> [How to complete this task] Work out how many lines in the data hold the string "question". Reply with only that number.

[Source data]
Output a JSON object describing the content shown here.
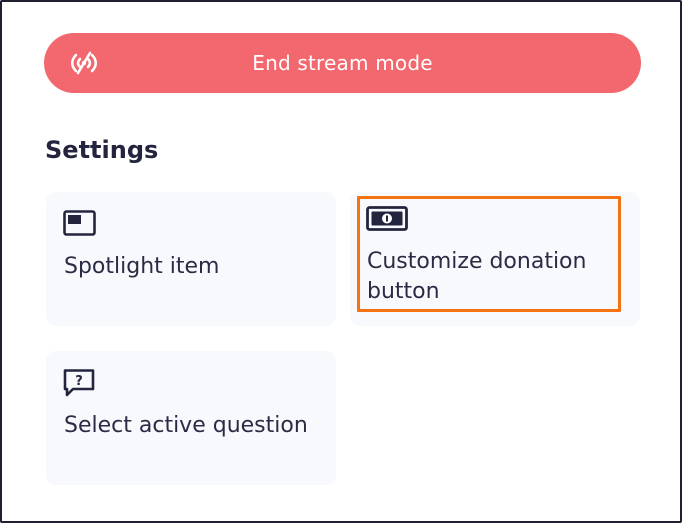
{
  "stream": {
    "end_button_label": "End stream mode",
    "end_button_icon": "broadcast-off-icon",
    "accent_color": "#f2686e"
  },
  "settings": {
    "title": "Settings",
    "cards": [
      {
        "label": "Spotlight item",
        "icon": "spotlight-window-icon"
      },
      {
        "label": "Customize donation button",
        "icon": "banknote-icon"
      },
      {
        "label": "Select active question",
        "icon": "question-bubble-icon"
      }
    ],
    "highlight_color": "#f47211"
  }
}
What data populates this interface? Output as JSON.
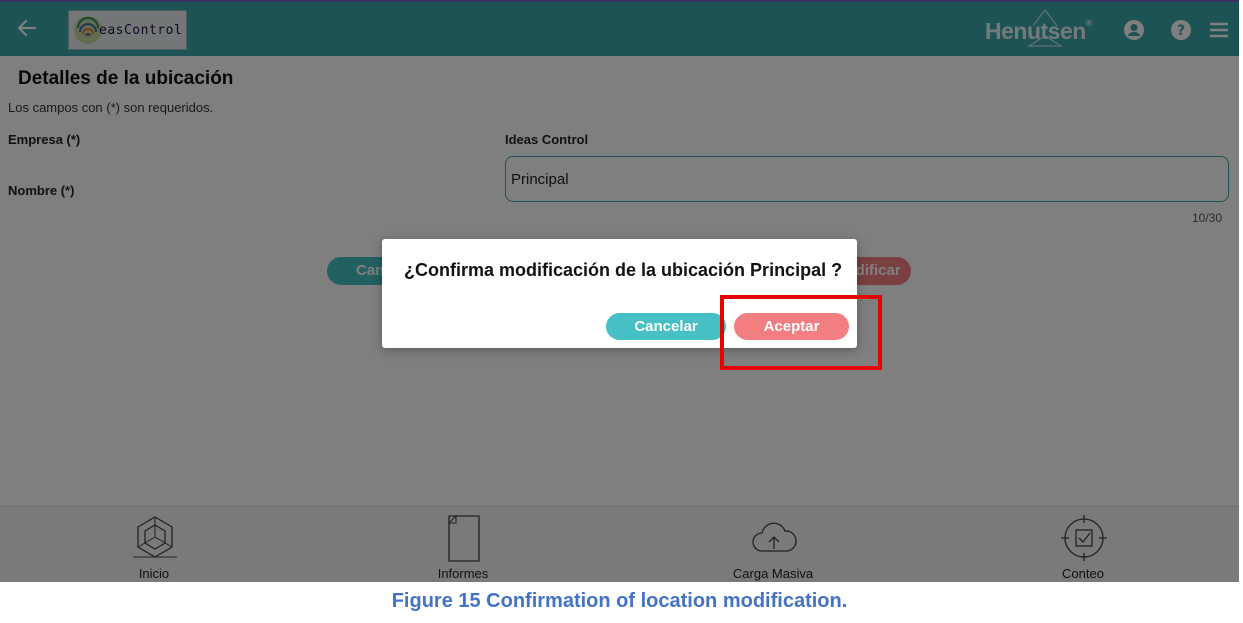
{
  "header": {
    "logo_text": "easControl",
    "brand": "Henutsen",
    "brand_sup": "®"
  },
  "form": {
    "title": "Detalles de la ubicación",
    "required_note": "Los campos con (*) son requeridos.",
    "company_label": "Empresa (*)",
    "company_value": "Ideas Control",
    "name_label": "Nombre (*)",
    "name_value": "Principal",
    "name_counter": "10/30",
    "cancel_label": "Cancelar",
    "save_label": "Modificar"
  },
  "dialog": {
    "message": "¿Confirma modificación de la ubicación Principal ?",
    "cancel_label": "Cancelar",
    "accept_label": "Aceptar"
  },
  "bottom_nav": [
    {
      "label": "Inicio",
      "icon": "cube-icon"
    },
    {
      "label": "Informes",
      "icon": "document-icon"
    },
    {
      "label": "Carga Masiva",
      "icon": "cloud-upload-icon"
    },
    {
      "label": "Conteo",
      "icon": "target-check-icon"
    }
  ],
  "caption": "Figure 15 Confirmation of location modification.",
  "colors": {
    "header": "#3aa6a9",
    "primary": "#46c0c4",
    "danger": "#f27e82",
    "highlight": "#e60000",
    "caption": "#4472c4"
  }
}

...

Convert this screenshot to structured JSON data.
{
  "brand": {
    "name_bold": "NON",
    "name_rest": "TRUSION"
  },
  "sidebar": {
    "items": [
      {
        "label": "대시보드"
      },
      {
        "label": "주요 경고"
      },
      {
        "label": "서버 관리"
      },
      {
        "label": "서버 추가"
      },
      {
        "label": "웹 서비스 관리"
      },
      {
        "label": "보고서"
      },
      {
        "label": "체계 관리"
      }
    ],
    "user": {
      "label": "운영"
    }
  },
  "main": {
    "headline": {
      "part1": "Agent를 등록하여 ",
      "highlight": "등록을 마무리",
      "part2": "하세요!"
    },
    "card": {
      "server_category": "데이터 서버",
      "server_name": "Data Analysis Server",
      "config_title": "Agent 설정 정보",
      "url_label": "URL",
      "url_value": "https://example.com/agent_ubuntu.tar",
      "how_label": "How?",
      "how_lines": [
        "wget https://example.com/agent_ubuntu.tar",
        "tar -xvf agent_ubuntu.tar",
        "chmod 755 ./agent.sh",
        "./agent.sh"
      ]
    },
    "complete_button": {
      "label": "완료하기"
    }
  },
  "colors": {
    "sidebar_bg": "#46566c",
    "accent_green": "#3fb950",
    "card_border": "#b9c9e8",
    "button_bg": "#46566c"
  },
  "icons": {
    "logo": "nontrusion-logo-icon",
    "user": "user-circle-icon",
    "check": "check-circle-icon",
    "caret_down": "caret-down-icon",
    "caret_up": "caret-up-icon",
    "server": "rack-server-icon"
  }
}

> [Result] 2